Taking to Twitter, the former Chief Minister said that the government brought the ordinance in “haste” and is “full of apprehension” whereas forcible and deceitful conversion anywhere in the country has neither special recognition nor acceptance. “Many laws are already in effect in this regard. The government should reconsider this and that is the demand of BSP,” she said in a tweet in Hindi.
लव जिहाद को लेकर यूपी सरकार द्वारा आपाधापी में लाया गया धर्म परिवर्तन अध्यादेश अनेकों आशंकाओं से भरा जबकि देश में कहीं भी जबरन व छल से धर्मान्तरण को न तो खास मान्यता व न ही स्वीकार्यता। इस सम्बंध में कई कानून पहले से ही प्रभावी हैं। सरकार इस पर पुनर्विचार करे, बीएसपी की यह माँग।
— Mayawati (@Mayawati) November 30, 2020
She also said it would be better if the Central government reconsiders the three newly-enacted legislation, stating that the farmers are agitating throughout the country as these laws were made without their consent. “Farmers are quite angry and agitating throughout the country, expressing their disagreement about the recently enacted three laws related to agriculture by the Central government.
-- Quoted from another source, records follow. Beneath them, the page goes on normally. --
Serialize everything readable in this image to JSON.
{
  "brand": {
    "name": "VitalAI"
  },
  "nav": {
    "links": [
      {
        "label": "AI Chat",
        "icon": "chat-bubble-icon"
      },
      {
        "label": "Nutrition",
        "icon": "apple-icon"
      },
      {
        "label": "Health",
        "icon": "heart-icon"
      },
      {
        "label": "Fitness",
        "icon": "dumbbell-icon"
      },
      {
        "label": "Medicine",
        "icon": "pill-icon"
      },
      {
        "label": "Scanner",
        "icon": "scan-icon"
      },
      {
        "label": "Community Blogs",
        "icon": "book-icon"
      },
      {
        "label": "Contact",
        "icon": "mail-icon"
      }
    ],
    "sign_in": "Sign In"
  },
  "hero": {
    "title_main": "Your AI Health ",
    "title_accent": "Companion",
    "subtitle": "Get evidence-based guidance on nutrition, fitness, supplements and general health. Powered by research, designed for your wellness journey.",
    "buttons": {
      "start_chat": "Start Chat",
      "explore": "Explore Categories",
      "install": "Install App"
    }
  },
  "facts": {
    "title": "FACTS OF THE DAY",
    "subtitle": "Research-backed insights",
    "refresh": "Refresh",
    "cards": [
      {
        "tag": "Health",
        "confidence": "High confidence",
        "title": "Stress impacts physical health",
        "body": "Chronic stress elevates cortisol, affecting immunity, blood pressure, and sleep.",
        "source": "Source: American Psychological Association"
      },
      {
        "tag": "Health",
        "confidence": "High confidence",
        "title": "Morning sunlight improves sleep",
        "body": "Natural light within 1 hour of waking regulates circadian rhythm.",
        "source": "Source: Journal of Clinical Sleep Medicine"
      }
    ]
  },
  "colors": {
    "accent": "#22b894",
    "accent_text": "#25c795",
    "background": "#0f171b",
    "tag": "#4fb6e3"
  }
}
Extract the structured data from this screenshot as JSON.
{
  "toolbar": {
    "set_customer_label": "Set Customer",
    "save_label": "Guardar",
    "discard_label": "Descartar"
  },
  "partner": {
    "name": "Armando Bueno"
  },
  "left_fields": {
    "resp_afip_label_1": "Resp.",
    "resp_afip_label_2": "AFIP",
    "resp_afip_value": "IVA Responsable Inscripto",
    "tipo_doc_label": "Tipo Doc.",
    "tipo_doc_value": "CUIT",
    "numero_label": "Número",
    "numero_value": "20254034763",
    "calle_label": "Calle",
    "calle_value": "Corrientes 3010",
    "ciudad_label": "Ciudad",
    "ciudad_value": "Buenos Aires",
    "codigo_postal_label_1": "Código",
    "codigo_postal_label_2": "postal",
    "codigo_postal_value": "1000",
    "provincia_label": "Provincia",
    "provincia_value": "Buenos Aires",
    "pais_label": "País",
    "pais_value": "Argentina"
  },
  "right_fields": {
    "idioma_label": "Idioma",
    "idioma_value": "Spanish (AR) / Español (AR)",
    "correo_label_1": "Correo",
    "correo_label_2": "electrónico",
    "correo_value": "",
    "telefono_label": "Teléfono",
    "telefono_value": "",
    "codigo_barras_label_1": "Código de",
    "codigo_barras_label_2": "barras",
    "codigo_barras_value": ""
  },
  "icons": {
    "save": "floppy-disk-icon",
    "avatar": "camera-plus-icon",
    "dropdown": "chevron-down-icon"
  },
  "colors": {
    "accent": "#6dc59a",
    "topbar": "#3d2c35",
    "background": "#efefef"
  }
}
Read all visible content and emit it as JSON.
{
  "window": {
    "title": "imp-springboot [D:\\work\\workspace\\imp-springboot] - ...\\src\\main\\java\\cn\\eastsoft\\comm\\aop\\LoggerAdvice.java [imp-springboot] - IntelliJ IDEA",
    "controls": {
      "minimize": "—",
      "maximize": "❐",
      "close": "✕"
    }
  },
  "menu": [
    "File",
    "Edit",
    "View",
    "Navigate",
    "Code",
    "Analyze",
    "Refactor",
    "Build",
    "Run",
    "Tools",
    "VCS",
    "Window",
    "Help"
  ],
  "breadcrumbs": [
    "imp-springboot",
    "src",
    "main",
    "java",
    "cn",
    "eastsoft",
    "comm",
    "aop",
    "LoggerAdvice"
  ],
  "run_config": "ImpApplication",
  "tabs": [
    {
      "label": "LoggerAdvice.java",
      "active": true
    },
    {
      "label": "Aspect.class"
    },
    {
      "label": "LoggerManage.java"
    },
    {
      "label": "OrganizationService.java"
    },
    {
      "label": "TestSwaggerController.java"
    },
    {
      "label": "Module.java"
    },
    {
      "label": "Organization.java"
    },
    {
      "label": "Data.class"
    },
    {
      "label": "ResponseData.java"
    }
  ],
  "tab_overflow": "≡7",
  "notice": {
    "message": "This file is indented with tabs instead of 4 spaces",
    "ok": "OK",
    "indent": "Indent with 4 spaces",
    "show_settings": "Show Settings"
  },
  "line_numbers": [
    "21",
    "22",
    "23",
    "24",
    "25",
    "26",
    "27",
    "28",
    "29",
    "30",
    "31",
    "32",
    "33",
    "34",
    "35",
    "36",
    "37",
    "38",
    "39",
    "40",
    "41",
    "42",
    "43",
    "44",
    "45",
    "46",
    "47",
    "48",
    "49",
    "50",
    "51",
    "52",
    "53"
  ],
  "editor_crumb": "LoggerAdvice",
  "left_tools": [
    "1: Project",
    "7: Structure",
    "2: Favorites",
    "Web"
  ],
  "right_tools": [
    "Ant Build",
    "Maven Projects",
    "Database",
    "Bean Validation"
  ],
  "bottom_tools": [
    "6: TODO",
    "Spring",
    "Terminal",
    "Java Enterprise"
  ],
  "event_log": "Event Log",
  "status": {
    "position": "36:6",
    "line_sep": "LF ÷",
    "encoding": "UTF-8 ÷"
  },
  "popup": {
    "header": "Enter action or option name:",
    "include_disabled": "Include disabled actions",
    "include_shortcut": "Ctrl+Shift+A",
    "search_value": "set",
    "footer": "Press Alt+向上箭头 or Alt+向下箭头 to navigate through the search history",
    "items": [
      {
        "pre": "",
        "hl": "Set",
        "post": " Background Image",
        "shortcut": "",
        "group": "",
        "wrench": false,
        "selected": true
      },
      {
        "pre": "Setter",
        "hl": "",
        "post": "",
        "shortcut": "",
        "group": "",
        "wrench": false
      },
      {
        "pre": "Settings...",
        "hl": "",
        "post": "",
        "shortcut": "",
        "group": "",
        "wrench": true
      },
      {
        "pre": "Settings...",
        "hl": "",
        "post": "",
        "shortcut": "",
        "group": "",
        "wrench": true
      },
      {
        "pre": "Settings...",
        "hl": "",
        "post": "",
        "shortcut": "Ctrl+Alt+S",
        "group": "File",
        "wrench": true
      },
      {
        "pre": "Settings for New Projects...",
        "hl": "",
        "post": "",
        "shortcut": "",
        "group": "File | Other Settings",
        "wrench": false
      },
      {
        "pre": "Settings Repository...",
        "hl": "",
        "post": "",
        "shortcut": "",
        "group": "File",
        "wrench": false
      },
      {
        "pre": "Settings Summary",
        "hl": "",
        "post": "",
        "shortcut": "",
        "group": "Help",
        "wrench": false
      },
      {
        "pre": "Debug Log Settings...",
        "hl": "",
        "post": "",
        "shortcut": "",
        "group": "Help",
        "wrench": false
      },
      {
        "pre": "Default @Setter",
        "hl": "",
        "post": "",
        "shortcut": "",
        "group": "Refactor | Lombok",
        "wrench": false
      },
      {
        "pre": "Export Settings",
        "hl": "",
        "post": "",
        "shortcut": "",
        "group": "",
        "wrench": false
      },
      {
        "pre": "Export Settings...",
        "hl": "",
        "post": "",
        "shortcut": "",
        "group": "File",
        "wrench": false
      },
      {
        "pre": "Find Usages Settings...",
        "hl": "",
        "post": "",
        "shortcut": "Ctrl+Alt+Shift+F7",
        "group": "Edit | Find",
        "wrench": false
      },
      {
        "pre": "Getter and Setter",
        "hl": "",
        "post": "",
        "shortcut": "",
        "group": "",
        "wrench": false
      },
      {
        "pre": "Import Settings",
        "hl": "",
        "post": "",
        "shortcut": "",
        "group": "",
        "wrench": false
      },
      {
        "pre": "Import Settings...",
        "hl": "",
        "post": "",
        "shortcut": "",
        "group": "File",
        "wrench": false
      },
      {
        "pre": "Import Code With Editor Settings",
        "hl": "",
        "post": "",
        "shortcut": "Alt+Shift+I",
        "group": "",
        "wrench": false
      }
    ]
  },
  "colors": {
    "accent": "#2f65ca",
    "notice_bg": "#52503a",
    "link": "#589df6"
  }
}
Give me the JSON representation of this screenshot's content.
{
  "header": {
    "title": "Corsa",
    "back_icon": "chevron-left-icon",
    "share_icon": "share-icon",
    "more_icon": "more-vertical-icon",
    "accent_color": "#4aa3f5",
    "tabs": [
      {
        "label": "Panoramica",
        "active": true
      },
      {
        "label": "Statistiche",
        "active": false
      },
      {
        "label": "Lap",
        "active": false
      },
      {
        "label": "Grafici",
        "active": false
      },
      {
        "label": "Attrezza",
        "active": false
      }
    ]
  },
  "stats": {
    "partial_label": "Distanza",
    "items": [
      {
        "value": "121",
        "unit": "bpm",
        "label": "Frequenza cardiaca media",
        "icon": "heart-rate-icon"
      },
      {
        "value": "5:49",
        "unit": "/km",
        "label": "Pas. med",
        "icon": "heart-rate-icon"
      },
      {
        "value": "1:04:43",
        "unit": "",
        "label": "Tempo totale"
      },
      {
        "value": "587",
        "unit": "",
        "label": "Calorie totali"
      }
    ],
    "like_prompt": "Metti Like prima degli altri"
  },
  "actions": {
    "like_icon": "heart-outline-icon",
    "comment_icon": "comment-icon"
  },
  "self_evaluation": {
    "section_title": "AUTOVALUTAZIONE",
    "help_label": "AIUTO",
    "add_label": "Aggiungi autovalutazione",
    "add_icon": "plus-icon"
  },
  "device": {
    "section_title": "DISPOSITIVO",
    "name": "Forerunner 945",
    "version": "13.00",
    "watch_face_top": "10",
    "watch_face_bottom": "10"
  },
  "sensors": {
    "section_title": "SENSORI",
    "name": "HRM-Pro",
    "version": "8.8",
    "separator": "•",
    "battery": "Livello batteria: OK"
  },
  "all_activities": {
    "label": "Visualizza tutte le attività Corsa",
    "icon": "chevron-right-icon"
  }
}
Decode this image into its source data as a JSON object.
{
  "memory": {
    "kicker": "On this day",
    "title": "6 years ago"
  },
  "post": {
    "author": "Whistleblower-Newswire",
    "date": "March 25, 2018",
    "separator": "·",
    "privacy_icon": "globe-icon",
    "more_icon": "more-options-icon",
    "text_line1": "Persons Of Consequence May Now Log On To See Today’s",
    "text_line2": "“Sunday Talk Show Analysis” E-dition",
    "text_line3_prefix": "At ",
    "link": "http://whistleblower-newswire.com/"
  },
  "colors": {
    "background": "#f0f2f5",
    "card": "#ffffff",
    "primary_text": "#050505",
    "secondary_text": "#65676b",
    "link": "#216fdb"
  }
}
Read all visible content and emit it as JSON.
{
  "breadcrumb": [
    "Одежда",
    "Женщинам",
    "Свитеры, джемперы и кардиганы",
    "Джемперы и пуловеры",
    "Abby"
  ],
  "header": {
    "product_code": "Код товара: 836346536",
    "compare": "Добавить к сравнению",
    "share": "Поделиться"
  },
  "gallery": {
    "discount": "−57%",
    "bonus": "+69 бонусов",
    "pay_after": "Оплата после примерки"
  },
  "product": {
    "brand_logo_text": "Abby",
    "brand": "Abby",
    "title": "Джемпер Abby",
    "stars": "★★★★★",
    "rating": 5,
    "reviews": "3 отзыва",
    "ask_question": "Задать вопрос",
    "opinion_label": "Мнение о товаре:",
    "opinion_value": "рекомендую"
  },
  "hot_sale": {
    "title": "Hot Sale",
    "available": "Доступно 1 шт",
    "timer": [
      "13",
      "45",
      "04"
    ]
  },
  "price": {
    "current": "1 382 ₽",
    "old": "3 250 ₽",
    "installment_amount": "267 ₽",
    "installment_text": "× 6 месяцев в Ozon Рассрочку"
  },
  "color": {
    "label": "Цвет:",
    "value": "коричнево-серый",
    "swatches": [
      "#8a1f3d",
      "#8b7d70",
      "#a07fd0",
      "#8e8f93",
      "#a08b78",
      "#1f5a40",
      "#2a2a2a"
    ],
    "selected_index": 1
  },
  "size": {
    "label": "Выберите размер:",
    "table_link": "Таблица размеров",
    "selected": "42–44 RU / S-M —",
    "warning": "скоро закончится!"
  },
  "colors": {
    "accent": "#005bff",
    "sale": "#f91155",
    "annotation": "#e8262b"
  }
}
In view of this, if the Union government reconsiders these laws, made without the consent of the farmers, it would be better,” Mayawati tweeted in Hindi.
UP becomes first state to have a law against ‘love jihad’
The promulgation of the Uttar Pradesh Prohibition of Unlawful Conversion of Religion Ordinance, 2020 came days after the Yogi Adityanath government had approved a draft of the ordinance which also curbs religious conversions only for the sake of marriage.
According to the ordinance, a marriage will be declared “null and void” if the conversion of a woman is solely for that purpose and those wishing to change their religion after marriage needs to apply to the district magistrate. It also has a provision under which if someone returns to their original religion, it shall not be deemed a conversion. While the onus to prove that the conversion has not been done forcibly will lie on the person accused of the act and the convert, it said.
Notwithstanding anything contained in the Code of Criminal Procedure, 1973, all the offences under this ordinance shall be cognisable and non-bailable and triable by the sessions court, the ordinance said. In recent weeks, BJP-run states like Uttar Pradesh, Haryana and Madhya Pradesh have revealed plans to enact laws to counter alleged attempts to convert Hindu women to Islam in the guise of marriage, which is referred to as “love jihad”.
Source: Republic World